**Exercise prompt**
Throughout the records below, find each line holding "sharing" and copy it.

Items from an interface collection:
* * * * * * * * *

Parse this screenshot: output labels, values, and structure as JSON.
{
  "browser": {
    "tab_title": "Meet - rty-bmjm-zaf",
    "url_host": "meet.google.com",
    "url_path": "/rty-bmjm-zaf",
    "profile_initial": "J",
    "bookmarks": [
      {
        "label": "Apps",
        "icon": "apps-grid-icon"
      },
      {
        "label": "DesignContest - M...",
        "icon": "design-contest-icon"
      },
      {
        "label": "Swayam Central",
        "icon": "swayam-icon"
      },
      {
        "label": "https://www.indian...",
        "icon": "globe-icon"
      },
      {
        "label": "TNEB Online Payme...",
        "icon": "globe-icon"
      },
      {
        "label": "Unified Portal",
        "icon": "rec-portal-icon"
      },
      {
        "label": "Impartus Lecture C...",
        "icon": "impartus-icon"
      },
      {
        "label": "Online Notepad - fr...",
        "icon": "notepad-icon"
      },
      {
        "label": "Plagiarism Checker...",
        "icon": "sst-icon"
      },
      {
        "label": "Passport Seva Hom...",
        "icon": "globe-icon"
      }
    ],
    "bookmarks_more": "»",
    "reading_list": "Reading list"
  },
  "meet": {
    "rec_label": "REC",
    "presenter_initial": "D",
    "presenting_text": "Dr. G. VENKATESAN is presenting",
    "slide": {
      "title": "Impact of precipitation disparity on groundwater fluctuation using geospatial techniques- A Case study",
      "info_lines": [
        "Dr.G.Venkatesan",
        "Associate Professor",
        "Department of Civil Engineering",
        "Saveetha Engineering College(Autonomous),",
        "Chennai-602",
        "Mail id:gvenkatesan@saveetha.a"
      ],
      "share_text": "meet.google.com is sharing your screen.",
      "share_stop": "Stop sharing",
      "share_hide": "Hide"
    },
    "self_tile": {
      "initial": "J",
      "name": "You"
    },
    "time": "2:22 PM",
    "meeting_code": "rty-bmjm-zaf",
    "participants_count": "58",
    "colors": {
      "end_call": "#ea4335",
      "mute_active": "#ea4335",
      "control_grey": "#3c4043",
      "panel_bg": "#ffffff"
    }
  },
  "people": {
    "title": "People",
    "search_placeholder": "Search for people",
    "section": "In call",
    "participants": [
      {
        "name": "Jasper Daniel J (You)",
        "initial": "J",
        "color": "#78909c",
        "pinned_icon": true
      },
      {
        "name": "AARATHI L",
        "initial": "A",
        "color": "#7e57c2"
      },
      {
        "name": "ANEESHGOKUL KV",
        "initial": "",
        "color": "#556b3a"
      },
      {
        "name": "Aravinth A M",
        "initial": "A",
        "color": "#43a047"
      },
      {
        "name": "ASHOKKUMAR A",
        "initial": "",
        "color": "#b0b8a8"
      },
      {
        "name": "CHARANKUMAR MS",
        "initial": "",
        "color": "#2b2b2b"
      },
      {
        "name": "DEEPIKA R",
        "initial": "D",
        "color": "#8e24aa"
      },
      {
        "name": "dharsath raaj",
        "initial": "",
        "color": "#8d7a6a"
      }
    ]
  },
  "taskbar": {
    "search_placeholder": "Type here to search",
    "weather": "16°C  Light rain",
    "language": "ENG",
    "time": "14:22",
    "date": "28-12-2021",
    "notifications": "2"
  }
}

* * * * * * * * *

**Worked solution**
      "share_text": "meet.google.com is sharing your screen.",
      "share_stop": "Stop sharing",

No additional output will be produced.